Mindfulness is the new approved therapy on the NHS. It has been reported in The Guardian that "Mindfulness-based cognitive therapy may be as good as pills at stopping people relapsing after recovering from major bouts of depression". In a recent article, here, on Blasting News, I wrote about mindfulness and experiencing nature. The connection between mindfulness and experiencing #Nature is fairly overt, since a practice of mindfulness is to experience the world simply by being there, and practising experiencing nature mindfully.

However, the link between existentialism and nature is much less obvious. I have previously written about mindfulness as part of an existential critique, for instance "Can Mindfulness respond to Existenial angst?".Therefore, it seems timely to see how nature would be experienced existentially.

Mindfulness and existentialism appear to be polar opposites in the manner in which they approach the experiencing of nature. Rather simply, mindfulness asks the person experiencing nature to simply "be there in the moment". In other words, one does not produce judgements on what one observes or experiences. So, for instance, you may notice a scent on the wind. A mindful approach does not involve engaging with the scent, and considering it to be the nice smell of roses or the unpleasant smell of rubbish. Instead, mindfulness is about just accepting the scent. Another mindful practice would be to look at an object in minutia, or to note the detail; for example, a mindful practice would be to count the number of trees in a line of trees.

An existential approach to experiencing nature seems to be more realistic and human. Existentialism places the human at the centre of the world. Thus, the world is experienced from a distinctly human perspective.
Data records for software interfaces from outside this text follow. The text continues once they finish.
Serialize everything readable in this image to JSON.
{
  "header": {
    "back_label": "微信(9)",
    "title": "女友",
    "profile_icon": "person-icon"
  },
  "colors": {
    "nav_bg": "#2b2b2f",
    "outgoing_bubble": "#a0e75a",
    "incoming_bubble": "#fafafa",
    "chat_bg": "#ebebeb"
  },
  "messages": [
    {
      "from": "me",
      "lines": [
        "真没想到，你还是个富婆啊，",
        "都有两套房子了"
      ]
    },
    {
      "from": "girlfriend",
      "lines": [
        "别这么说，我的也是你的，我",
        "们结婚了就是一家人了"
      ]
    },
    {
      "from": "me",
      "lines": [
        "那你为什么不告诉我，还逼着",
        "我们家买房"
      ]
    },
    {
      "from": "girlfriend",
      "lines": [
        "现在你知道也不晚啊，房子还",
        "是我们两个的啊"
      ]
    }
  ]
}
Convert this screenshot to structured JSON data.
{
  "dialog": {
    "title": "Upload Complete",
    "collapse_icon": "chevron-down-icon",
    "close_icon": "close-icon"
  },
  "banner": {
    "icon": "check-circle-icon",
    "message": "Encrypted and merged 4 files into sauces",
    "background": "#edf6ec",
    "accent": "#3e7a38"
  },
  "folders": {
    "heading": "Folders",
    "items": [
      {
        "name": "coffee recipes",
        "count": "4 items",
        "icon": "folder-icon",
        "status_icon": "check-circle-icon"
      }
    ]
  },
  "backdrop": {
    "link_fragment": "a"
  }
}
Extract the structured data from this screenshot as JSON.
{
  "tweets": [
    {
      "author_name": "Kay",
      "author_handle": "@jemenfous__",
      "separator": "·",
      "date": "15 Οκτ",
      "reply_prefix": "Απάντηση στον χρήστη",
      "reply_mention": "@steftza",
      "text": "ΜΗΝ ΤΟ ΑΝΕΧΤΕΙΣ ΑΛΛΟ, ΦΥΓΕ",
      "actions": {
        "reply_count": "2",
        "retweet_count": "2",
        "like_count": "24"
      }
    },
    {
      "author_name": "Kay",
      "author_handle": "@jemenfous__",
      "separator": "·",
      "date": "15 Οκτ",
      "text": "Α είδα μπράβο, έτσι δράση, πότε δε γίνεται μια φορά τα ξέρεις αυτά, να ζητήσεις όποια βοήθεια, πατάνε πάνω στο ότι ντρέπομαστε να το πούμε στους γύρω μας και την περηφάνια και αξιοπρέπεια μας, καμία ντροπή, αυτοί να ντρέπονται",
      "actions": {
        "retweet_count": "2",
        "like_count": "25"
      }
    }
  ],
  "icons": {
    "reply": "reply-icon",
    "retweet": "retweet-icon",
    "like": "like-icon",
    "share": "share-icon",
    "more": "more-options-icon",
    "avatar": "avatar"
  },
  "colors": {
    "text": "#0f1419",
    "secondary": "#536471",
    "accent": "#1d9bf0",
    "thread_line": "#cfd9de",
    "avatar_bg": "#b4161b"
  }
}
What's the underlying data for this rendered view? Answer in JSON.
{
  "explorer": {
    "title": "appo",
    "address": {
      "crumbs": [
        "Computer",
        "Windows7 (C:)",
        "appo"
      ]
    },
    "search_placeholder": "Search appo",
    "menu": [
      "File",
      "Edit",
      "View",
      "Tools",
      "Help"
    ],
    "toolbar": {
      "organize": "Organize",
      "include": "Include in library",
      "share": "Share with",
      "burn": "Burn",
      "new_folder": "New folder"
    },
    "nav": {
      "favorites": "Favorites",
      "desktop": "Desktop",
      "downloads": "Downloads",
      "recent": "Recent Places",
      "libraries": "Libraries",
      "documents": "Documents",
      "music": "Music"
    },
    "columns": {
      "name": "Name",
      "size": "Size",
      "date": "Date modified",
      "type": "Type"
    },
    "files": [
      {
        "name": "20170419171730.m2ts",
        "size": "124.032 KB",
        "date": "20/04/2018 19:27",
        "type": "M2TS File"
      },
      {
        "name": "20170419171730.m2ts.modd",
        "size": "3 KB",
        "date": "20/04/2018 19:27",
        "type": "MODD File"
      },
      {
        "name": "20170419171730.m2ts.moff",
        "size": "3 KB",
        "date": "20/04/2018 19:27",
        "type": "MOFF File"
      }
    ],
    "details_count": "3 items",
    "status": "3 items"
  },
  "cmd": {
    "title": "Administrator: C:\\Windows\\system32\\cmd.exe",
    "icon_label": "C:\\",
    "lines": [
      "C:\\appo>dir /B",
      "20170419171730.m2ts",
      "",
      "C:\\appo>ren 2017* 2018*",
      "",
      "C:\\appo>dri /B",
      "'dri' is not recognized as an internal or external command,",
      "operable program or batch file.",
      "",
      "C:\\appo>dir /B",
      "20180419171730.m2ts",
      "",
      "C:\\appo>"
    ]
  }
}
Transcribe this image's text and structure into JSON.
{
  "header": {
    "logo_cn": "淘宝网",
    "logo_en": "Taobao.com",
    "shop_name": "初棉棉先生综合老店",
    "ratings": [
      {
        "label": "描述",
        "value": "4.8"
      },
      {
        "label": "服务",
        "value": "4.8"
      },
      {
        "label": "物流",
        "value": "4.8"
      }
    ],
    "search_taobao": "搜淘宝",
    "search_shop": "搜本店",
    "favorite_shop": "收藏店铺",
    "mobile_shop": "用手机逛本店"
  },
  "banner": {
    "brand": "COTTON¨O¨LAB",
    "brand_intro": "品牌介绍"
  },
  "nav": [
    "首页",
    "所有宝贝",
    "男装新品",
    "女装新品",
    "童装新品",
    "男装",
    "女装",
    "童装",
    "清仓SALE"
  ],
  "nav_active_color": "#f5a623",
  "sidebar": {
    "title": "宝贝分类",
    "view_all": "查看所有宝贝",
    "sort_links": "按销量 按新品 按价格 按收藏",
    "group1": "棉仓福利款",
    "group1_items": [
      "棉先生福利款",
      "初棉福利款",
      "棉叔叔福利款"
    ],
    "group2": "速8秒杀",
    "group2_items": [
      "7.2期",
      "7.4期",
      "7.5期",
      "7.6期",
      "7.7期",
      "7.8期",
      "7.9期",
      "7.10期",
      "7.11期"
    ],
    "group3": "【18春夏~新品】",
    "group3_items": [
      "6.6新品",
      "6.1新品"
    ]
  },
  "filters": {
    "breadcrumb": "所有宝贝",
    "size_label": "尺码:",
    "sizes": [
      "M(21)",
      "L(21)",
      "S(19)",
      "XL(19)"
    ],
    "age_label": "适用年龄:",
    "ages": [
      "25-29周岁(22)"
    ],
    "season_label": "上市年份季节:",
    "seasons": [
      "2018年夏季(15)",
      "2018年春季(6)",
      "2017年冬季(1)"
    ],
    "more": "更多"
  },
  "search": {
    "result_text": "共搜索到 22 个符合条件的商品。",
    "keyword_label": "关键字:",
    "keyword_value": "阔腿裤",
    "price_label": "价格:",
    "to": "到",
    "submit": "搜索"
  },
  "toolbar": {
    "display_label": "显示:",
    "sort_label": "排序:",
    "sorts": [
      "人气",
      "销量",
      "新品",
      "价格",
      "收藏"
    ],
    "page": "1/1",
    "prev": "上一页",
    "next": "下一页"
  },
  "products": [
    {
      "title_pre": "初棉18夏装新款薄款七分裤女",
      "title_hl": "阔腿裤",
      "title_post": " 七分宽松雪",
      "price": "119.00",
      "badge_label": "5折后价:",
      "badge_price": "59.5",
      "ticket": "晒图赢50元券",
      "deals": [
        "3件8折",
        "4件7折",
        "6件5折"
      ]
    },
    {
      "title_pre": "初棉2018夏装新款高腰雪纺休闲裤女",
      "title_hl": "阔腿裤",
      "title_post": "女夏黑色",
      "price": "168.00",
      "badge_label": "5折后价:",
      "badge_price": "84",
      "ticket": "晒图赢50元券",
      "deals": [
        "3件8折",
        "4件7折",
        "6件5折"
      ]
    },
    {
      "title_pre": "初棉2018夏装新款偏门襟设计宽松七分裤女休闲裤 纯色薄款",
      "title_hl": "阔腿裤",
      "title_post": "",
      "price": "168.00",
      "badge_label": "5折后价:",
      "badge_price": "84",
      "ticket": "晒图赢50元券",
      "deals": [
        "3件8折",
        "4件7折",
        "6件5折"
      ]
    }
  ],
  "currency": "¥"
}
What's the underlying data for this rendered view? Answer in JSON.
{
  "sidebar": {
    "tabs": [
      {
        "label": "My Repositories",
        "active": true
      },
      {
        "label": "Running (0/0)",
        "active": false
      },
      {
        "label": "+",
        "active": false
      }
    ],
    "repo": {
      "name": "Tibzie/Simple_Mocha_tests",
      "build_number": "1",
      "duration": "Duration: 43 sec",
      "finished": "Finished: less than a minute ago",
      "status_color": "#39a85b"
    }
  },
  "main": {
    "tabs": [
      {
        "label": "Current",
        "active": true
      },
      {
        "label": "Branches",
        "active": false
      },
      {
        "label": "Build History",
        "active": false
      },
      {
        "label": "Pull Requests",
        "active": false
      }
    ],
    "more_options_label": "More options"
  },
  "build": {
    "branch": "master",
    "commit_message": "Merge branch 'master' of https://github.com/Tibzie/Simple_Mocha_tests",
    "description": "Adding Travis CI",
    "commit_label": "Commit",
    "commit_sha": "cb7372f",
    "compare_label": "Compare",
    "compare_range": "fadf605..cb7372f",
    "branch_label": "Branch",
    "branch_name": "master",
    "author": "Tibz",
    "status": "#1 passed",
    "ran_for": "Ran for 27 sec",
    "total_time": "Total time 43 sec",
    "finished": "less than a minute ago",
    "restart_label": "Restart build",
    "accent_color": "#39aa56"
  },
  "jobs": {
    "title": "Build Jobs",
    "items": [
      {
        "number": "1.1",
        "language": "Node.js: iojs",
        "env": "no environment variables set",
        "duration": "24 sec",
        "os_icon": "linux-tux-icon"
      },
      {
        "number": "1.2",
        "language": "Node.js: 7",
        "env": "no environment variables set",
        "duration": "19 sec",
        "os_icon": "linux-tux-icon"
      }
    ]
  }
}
In terms of experiencing nature, the existentialist does not demand the suspension of judgement in the experience of nature. So, for instance, if I detect a scent on the wind, I experience it with human judgement: I like the smell of roses and dislike the smell of rubbish.

This labelling of good and bad is central to the human condition. Nietzsche recognised this and argued that the desire to pronounce "good" and "evil" is a central part of living. The humanness of existentialism means that we do not merely experience nature by being there, but by asking questions of it. Thus, an existential would see no point in the mindful practice of counting the trees in a line of trees. Instead, a question would be asked about this line of trees, such as why did the landscape garden wish to construct an avenue of trees.

In Nietzsche, it is clear that there is a critique, of what today would be called mindfulness (described by Nietzsche as stoicism). Nietzsche proclaims that the stoics desire to live by nature and with indifference, is to not live at all, since to live means making value judgements; he asks "Is not living valuing, preferring, being unjust, being limited, endeavouring to be different?" So, to experience nature simply by being there in the moment is to not live at all, since it requires giving up on experiencing the world in a humane way, and the making of judgements and constructing of values.

It is important that mindfulness is understood in context to other approaches, since it is now receiving substantial investment from the NHS. Given that mindfulness runs counter to natural human tendencies, it could be that mindfulness proves to be the NHS' biggest waste of money.